Exercise goal: Each line below that includes the word "this" is to be reported.

Working data:

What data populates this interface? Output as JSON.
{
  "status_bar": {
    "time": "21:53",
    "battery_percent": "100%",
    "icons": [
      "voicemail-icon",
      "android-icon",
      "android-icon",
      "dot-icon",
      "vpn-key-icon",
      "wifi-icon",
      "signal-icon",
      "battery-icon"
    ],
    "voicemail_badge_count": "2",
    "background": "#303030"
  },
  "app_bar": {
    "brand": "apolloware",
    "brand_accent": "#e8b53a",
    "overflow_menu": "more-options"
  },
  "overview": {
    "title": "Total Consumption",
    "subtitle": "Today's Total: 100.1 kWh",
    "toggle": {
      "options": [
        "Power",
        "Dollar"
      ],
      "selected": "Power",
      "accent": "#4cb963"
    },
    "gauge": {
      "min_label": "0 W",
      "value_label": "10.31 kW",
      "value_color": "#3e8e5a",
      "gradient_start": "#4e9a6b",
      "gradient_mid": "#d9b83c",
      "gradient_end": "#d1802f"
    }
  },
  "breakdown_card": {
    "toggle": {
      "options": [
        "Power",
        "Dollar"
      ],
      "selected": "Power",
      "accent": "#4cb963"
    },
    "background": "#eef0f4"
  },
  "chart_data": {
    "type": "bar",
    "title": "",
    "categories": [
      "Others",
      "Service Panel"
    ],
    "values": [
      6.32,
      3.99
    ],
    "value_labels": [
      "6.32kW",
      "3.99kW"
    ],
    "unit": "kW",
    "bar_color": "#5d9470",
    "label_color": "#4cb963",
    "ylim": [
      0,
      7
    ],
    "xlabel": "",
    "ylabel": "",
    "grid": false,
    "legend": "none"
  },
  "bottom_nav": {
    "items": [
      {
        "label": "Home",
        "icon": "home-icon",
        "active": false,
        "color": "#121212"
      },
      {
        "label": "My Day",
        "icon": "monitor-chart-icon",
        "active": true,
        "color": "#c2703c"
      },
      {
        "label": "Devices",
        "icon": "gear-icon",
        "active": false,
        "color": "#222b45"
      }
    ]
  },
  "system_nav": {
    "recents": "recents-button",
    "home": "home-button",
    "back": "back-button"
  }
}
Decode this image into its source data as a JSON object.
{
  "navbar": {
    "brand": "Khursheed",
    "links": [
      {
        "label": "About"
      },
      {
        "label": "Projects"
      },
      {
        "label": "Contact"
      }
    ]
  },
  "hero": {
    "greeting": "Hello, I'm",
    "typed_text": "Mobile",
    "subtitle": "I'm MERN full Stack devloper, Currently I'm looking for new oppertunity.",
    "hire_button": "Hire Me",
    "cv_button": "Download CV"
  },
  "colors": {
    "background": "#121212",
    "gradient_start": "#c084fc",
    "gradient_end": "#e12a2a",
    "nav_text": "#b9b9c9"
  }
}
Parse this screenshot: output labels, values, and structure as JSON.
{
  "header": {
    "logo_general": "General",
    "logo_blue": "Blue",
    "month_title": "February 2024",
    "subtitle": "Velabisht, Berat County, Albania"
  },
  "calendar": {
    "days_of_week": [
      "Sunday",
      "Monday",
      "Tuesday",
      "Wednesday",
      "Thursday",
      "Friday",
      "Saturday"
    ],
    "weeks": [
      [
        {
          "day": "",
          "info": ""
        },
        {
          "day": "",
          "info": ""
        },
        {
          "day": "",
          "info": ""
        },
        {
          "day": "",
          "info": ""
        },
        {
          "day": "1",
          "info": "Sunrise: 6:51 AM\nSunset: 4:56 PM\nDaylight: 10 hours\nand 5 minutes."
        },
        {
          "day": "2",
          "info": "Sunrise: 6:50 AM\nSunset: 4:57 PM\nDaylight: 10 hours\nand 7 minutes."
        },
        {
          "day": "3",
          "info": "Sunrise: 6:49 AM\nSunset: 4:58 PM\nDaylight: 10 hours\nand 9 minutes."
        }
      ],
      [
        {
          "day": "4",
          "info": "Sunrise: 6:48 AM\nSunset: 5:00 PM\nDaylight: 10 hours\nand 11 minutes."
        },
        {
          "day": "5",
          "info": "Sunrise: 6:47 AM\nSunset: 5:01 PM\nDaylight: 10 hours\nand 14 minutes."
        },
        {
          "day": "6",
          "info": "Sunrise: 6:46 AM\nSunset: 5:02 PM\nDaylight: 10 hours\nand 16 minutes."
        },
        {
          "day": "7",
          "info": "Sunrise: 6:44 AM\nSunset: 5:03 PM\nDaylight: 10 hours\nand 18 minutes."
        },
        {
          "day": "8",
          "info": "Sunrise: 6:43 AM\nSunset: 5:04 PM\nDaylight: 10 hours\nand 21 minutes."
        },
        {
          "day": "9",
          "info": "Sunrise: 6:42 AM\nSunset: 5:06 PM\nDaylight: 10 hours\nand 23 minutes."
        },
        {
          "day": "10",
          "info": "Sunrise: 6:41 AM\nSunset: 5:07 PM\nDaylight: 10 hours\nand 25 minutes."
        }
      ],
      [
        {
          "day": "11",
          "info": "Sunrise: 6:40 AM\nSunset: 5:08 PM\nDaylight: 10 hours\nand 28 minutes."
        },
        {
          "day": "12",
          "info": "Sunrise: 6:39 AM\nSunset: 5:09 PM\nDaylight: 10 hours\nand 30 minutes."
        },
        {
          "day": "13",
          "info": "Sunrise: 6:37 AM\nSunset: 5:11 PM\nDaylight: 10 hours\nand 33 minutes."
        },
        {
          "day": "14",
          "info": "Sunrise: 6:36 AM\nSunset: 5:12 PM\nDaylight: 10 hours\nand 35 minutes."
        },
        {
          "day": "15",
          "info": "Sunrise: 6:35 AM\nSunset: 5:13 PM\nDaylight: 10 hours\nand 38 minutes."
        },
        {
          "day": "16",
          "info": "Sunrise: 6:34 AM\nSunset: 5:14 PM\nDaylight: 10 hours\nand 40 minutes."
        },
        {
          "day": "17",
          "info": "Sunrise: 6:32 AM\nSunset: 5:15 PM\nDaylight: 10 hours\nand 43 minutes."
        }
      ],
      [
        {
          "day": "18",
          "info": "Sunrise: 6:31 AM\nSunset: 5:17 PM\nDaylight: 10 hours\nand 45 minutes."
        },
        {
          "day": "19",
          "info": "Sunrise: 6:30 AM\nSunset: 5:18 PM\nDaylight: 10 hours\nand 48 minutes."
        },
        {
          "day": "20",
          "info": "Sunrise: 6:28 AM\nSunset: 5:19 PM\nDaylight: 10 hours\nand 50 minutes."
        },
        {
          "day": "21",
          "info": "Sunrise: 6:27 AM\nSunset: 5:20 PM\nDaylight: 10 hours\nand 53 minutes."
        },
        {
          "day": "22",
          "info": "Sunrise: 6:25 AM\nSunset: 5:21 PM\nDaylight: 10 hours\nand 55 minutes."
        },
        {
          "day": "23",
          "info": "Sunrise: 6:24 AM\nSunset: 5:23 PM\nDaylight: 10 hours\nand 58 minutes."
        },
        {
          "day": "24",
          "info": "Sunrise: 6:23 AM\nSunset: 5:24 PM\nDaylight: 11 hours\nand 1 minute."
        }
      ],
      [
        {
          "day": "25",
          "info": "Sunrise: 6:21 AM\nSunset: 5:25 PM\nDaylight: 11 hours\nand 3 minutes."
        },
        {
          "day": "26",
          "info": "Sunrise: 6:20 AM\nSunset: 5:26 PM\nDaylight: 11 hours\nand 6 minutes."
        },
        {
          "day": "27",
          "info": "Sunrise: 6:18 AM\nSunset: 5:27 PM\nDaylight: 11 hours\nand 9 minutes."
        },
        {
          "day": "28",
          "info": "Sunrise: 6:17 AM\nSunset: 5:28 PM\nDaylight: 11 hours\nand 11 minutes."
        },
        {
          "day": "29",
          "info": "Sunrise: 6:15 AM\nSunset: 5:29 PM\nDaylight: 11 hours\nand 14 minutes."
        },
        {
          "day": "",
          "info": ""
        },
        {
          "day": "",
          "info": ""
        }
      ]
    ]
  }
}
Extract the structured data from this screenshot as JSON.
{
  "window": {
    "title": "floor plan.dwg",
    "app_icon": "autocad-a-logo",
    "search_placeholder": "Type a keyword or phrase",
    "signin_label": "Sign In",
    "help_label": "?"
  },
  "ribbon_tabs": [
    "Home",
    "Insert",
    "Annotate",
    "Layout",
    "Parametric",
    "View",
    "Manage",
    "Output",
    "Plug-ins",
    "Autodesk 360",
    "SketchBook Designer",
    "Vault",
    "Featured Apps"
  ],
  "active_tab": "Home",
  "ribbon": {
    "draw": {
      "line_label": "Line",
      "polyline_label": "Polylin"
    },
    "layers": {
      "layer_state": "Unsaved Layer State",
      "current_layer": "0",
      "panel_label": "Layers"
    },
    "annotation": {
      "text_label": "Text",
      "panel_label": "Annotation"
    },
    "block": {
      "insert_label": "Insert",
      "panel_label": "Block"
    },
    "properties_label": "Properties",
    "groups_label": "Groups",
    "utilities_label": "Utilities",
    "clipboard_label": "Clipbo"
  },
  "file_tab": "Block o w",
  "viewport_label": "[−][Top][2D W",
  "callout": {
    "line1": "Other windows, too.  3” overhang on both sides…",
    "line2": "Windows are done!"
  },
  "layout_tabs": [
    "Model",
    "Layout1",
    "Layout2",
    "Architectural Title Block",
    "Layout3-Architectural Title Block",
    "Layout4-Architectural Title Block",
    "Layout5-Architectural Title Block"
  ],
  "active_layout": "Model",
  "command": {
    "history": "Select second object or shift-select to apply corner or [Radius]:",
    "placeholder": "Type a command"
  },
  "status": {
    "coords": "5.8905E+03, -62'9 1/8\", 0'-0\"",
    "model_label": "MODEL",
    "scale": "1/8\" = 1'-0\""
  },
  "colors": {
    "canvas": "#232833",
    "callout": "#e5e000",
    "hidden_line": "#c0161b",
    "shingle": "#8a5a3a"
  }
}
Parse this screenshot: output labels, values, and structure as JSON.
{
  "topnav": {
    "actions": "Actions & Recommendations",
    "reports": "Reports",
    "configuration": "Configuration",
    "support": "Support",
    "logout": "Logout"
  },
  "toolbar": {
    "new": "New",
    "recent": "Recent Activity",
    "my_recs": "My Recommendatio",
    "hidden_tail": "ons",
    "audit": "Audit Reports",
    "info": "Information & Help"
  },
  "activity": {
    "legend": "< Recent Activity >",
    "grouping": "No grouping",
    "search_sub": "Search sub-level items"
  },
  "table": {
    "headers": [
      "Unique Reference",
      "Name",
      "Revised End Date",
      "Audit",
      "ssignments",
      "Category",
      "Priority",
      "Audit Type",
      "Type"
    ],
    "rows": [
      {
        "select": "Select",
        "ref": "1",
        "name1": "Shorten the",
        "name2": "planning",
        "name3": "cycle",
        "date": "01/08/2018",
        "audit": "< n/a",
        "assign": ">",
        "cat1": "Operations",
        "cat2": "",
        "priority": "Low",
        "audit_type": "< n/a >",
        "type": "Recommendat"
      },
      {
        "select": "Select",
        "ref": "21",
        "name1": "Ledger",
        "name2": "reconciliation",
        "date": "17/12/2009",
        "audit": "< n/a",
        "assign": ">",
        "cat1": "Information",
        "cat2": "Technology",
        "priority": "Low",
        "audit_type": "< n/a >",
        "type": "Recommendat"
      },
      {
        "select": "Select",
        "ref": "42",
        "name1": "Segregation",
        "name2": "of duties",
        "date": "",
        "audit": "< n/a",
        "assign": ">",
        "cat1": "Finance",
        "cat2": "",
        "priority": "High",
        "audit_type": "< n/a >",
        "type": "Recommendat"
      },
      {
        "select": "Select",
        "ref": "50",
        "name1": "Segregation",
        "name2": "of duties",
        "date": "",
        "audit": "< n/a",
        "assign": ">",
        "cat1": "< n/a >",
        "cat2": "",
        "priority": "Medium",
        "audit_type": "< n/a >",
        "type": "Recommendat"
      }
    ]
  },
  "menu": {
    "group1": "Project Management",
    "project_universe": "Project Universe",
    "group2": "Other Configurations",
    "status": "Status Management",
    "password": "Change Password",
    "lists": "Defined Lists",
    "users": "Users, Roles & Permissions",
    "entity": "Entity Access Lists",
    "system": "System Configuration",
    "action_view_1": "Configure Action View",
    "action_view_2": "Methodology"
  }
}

Response below:
What data populates this interface? Output as JSON.
Decode this image into its source data as a JSON object.
Parse this screenshot: output labels, values, and structure as JSON.
Extract the structured data from this screenshot as JSON.
Parse this screenshot: output labels, values, and structure as JSON.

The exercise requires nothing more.